Andrejs Pidjass

Less than 10 percent of people age 18-24 voted in the last election, says the Washington Secretary of State. About half of them are registered, but they don't turn in their ballots.

Counties with large numbers of Hispanic young people appear to do worse -- but Benton County didn't do much better than Franklin, Adams and Yakima counties.

Franklin County saw a huge increase in voter registration in 2013.

So there doesn't appear to be any reason other than young adults just not taking the time to fill out the ballot and mail it back or drop it off.

The ramifications of this can be huge. When lawmakers are forced to decide between funding higher education in the Mid Columbia (CBC, WSU Tri-Cities, CWU and Yakima Valley Community College) or spend the money on Medicare, roads or lowering taxes, what do you think they'll choose?

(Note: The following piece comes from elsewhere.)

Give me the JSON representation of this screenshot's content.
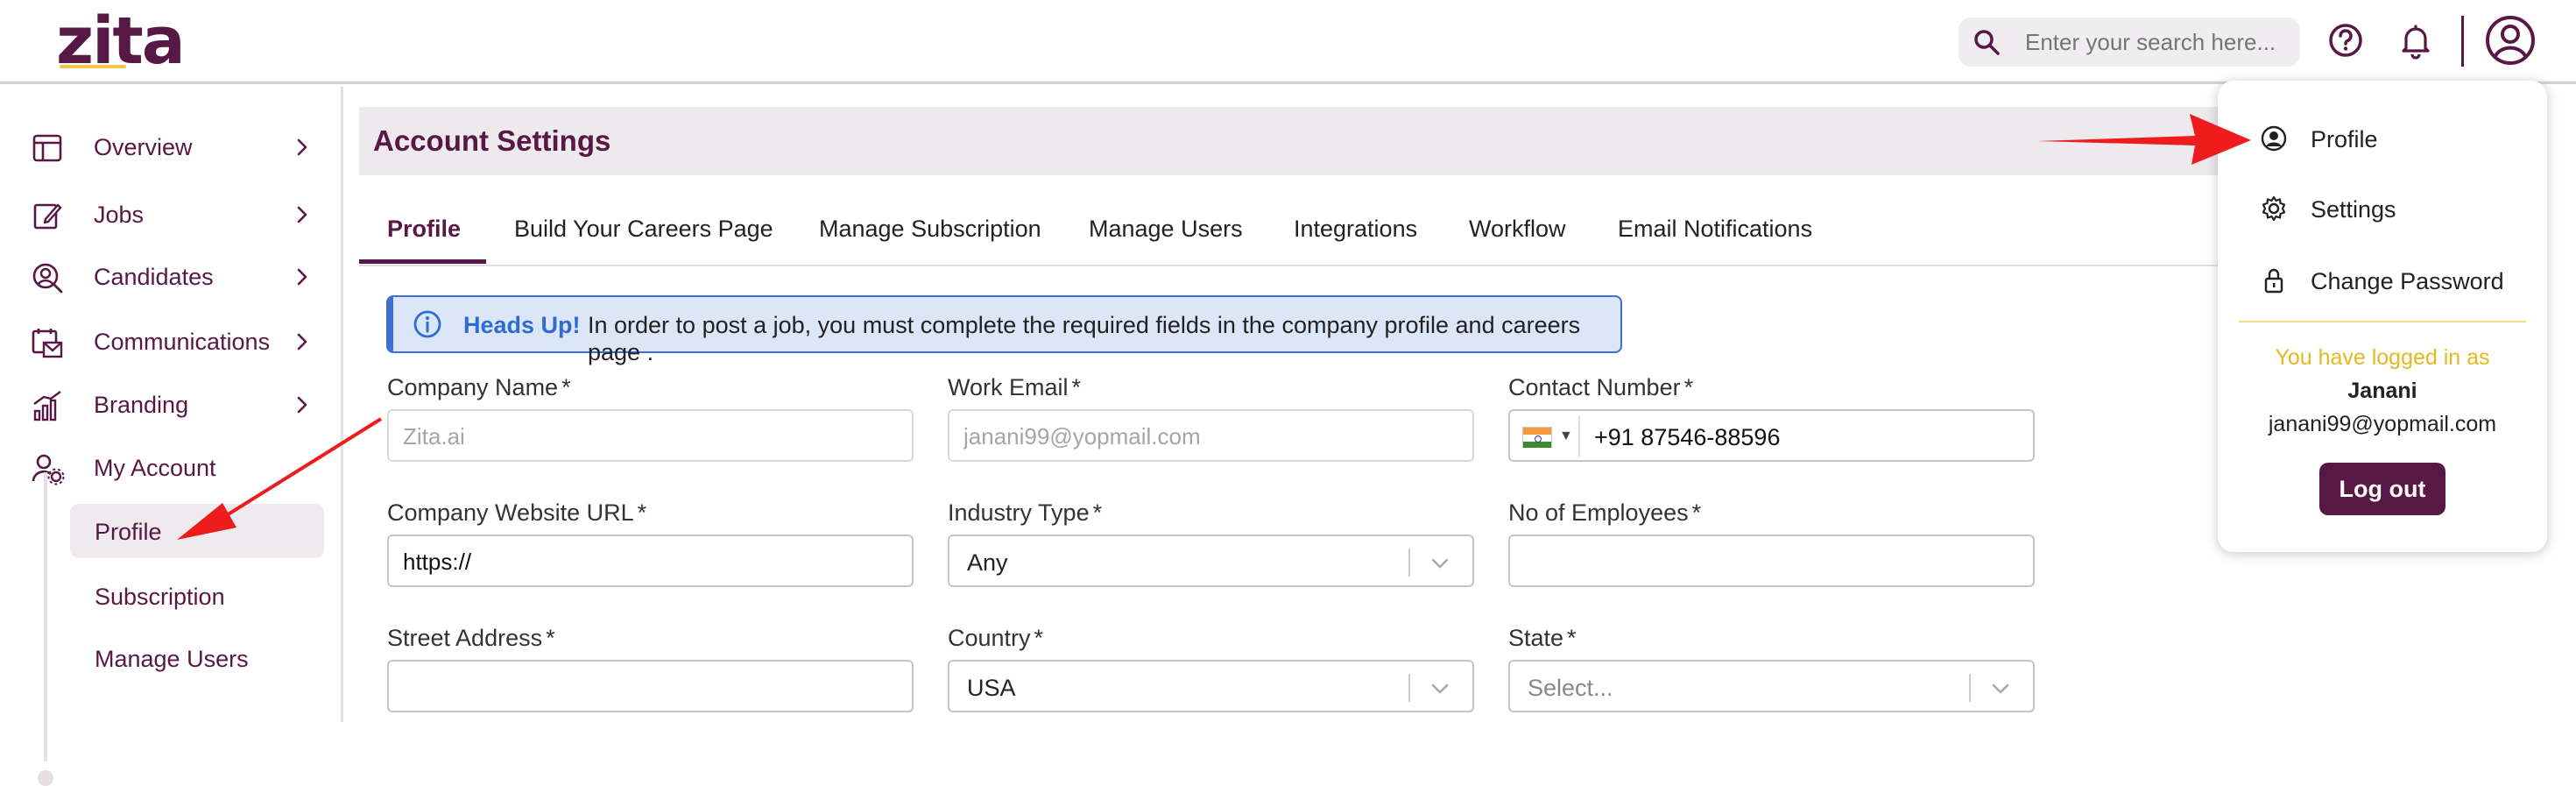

What motive do lawmakers have to fund low-income preschools? Why should they care about minimum-wage workers when they're elected by older, more established voters?

Pot sales will stay illegal in the Mid Columbia because people who want to buy marijuana aren't voting.

When lawmakers plan for economic development, they'll have no incentive to help out people new to the work force in entry-level positions.

They won't care about low-income housing since older voters afford higher rents and mortgages easier.

Plans for a new Tri-Cities aquatic center failed because only older voters returned the ballots for that election.

Tri-Cities is a wonderful place to live and will only become more-so as it grows. I have no complaints with our city, county and state lawmakers. If young people continue to ignore ballots everything will be just fine, but they should be aware of the consequences.

[SOURCE: Tri-City Herald]